For example, if you’re looking for a classic look, you might choose to paint the cladding exterior a fresh white or cream colour.
Or for a powerful punch of colour, choose an on-trend sage green, bold and bright blue or even a statement-making black.
The next thing you’ll need to consider is how to insulate the garden room.
If you plan to use your garden room for 12 months of the year, you’ll need to insulate the walls using sheet insulation. This will help keep the room toasty and cosy on colder days.
Fit the sheet insulation within the wall voids, as well as the ceiling void.
Choose from a range of thicknesses. Once this is in place, you can box in the walls using hardwood ply.
To finish the look, you could clad the interior walls, or plaster and paint.
When you’ve spent so long making your new garden room look stunning from the outside, you’ll want to achieve an all-around clean and tidy look.
To hide the insulation under the room, incorporate a deck.
You may have to raise the deck slightly and depending on whether your garden room was built on a slope, you may also need to create some decking steps.
First up, you’ll need to choose which type of decking you’ll install.
For something budget-friendly, choose pressure-treated softwood decking.
For tips and advice on how to build a deck, click here.
Depending on how you intend to use the room will depend on the style of flooring you choose.
For easy cleaning opt for a wood-finish laminate or luxury vinyl flooring such as Karndean, which is available in a range of wood and stone finishes.
For all the cosy feels, choose a carpet. Be sure to lay underlay before laying the carpet. This will also help to insulate the room.
Most people choose to add some sort of power supply to their garden room. You’ll need this for lighting, any heaters and plug sockets.
You’ll need to run an armoured cable from your main electricity supply in your home, to your garden room. This would need to be insulated underground, for safety and efficiency purposes, and connected to an electrical fuse box in your garden room.
To avoid any nasty shocks and fire risks, it’s always a good idea to call in a professional to do this.

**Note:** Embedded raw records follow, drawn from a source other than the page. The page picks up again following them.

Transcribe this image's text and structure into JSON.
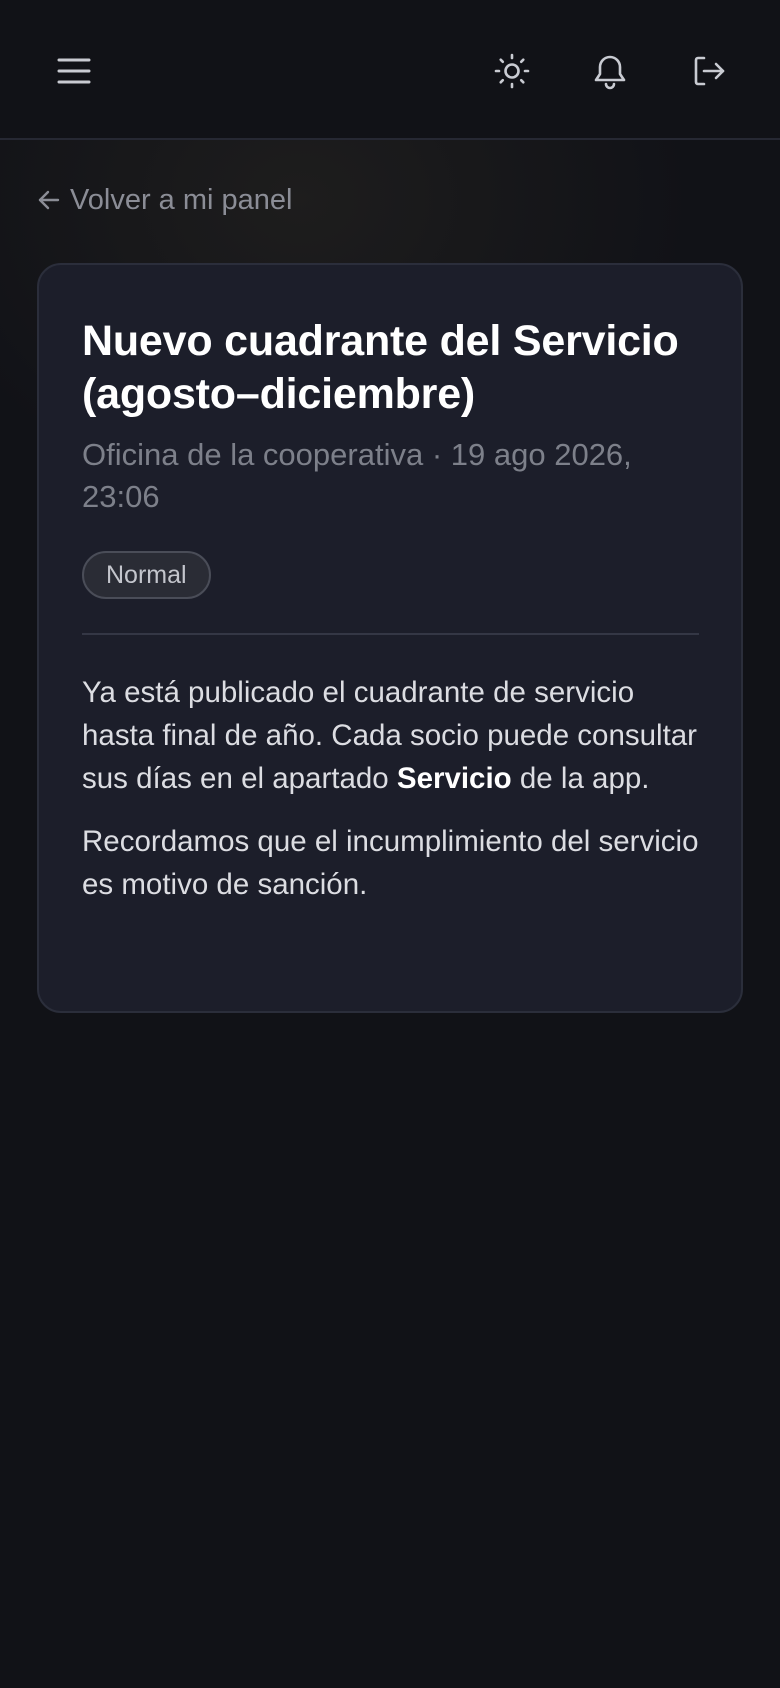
{
  "header": {
    "menu_icon": "menu-icon",
    "theme_icon": "sun-icon",
    "notifications_icon": "bell-icon",
    "logout_icon": "logout-icon"
  },
  "back_link": {
    "label": "Volver a mi panel",
    "icon": "arrow-left-icon"
  },
  "notice": {
    "title": "Nuevo cuadrante del Servicio (agosto–diciembre)",
    "author": "Oficina de la cooperativa",
    "separator": "·",
    "date": "19 ago 2026, 23:06",
    "priority": "Normal",
    "body": {
      "p1_before": "Ya está publicado el cuadrante de servicio hasta final de año. Cada socio puede consultar sus días en el apartado ",
      "p1_bold": "Servicio",
      "p1_after": " de la app.",
      "p2": "Recordamos que el incumplimiento del servicio es motivo de sanción."
    }
  },
  "colors": {
    "background": "#111217",
    "card": "#1c1e2a",
    "title": "#ffffff",
    "muted": "#7d808a"
  }
}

All electrical works completed in your garden room will need to meet Part P Electrical Safety work regulation specifications.
It’s also important to inform your local authority building control if you intend to complete any major electrical installation work. And, if you’re not sure what’s deemed as ‘major’ works, it’s always a good idea to air on the side of caution and contact your local authority for advice.
Before calling in a professional electrician, consider exactly what you’ll need in terms of lighting fixtures and sockets to make your garden room work for you.
Once you have the basic shell and core of your garden room, you can start to personalise and complete the fit-out!
The use of the garden room will depend on what sort of furniture and fittings you’ll need. For example, if you intend to use your garden room as a mini bar, you’ll need to create a bar, complete with a fridge and maybe even some optics or a tap system.
There are lots of different ways you could build your own bar. For some inspiration, check out this blog!
Maybe your garden room will become your office or studio. Consider how you may need storage space for any paperwork, equipment or hardware needed for your job or business.
Or if your garden room is designed to provide the ultimate quiet chill-out spot, find cosy and comfy furnishings, maybe a TV and your favourite accessories and artwork to make the space feel like a home within your home.